Irrigation Tips

The tips below are designed to help growers reduce both tailwater drainage and the amount of deep percolation that contributes to high water tables and localized drainage problems.

Most TID growers produce no tailwater. While these Irrigation tips are mainly intended for growers on the west side of the District who have access to area drains or use tile drainage systems, all growers can benefit during a drought.

Following these tips may lead to changes in the layout of the checks in your fields and cultural practices for growing field crops. Improved irrigation also saves on fertilizer costs because less of the expensive nutrients are leached out of the soil with deep percolation of the unused irrigation water that passes the crop roots. A grower making these changes must reach a balance between field layouts based on production and labor needs and the goal to reduce tailwater drainage and deep percolation losses.

Water Saving Strategies to Reduce Drainage from Flood Irrigation

The key to reducing tailwater drainage and deep percolation is to irrigate very fast and control how long the water is on the field. Good irrigation practices can result in overall irrigation efficiencies of 75 percent. These irrigation strategies were developed with the U.C. Cooperative Extension during the 1987 to 1992 drought and they still apply to today’s practices.

Reduce check size to irrigate as fast as possible, thus minimizing the volume of tailwater

  • Smaller or narrower checks irrigate better.
    • For example: on sandy soils use 1 acre checks 65 to 55 feet wide by 700 to 800 feet long; on loamy soils use 1.5 to 2 acre checks 80 to 90 feet wide by 800 to 1000 feet long.
  • On existing large checks, install a berm in the center to make 2 narrow checks.

Preparation of the field is critical to achieve a uniform flow of water across the check

  • A high uniformity of irrigation means all parts of the field have the same amount of water for the same time. This also reduces deep percolation losses.
  • Laser level to insure cross slope is flat and check slope is uniform.
  • A narrow check with normal slope of 1/10 percent irrigates more uniformly across the check than a wider check with a steeper slope of 2/10 percent.

Practice “cutback irrigation” by turning off the water before it reaches the end of the check

This will reduce ponding, deep percolation losses, and tailwater volume. Cutback irrigation works because the water on the upper portion of the check will continue to flow down the check after the shutoff and irrigate the remainder of the check.

  • Change shutoff times during seasons to match how soil seals between irrigations. Midseason cultivation will also change the shutoff time.
  • Shut off times will vary through the season. The first irrigation may require shutoff when the water reaches 90 percent of the distance down the check.
  • By the third irrigation this shutoff time may be reduced to only 70 percent of the distance down the check.

Schedule irrigations to match crop needs and soil water-holding characteristics
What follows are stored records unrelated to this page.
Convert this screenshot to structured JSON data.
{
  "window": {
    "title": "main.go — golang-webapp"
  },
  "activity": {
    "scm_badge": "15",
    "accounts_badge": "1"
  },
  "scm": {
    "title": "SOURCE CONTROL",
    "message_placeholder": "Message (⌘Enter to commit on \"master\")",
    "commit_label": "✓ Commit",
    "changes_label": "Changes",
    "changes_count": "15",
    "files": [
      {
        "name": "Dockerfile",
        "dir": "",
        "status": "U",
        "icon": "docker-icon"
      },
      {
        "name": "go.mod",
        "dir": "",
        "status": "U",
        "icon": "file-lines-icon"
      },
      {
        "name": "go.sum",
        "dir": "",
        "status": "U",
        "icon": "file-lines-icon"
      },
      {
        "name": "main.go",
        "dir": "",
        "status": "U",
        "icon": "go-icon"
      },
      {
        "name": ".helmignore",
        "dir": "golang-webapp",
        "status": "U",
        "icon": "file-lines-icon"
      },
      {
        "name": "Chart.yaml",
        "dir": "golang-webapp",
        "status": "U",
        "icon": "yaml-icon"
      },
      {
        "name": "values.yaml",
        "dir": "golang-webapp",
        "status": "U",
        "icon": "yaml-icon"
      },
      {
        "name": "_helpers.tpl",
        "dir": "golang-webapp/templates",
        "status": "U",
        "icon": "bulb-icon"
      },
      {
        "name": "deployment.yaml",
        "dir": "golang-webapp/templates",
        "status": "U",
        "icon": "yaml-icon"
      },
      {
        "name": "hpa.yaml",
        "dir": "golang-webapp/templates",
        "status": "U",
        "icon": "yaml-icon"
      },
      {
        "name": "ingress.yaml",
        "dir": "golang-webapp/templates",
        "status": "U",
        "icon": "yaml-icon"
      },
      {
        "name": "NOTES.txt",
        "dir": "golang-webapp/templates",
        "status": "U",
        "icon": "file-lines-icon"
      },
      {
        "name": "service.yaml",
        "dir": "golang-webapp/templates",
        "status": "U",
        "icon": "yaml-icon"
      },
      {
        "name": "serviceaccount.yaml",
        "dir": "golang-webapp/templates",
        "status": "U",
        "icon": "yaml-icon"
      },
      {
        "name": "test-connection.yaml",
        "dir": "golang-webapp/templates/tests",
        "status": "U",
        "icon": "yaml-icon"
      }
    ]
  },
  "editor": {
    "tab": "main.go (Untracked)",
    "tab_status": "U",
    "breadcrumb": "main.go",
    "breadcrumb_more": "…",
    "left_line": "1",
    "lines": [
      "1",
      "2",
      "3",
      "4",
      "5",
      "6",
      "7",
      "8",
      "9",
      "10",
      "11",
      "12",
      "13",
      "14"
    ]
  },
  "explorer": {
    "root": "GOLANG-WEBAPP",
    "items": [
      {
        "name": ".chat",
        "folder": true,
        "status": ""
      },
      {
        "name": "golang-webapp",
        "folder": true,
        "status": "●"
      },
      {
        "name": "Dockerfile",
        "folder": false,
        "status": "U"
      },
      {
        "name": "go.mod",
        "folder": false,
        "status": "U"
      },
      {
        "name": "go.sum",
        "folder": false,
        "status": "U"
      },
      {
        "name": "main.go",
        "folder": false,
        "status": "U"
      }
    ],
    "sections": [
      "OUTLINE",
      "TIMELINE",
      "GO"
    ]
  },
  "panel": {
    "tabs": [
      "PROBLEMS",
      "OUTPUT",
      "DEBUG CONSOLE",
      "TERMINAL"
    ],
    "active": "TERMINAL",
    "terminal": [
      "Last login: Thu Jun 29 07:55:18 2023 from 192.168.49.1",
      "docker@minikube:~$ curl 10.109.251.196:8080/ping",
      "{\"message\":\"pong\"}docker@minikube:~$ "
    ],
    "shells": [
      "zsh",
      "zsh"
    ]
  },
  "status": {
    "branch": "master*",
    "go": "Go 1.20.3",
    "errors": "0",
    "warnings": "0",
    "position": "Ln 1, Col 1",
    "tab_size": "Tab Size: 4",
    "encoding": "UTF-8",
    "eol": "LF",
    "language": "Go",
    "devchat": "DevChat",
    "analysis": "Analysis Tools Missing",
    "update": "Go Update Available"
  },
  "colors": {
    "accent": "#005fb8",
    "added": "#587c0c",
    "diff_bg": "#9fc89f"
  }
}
  • To reduce drainage volume, how long you irrigate is just as important as how often.
    • On sandy loam soils 1.25 inches of applied water fills 1 foot of soil.
    • On sandy soil 1 inch of water fills 1 foot of soil.
  • Plants can only utilize 50 percent to 60 percent of the water applied to the soil.
  • Understanding the crop rooting depth which varies with the stage of growth, can save water.
  • The highest deep percolation losses occur early in the growth season for annual field crops when the roots are not well developed.
    • For example, the depths of corn roots are typically 3 feet during the peak stage of crop growth meaning each irrigation should require 3 inches on a sandy soil. But, since the irrigation efficiency is 75 percent, the total amount of water needed to reach the entire root zone is 4 inches, or 25 percent more than can be used by the crop.
    • For winter oats the rooting depth in May is typically 18 inches while alfalfa roots can reach 5 feet.

How often to irrigate is based on how fast the plant uses the water in the soil

  • Using crop water or evapotranspiration (ET) information will help determine how much water is taken from the soil between irrigations.
  • A typical corn crop uses 0.27 inches of water per day at peak growth in early August.
    • On sandy soil with 3 foot roots, there is about 60 percent of the 3 inches of water in the soil or 1.8 inches of water available for the plant between irrigations.
    • To keep the soil moisture at the optimum level for best yields, irrigate every 7 days.
  • For the same crop and soil in June, the corn uses only 0.13 inches per day and irrigations could be 13 days apart.
  • Because crop ET varies seasonally, use the current year ET values to schedule irrigations.
  • The local CIMIS (California Irrigation Management Information System) site is Denair #168.

Each field is different

  • To obtain optimum yield, irrigation practices need to be tailored to specific situations.
  • Your local Farm Advisor can be of assistance in developing these practices.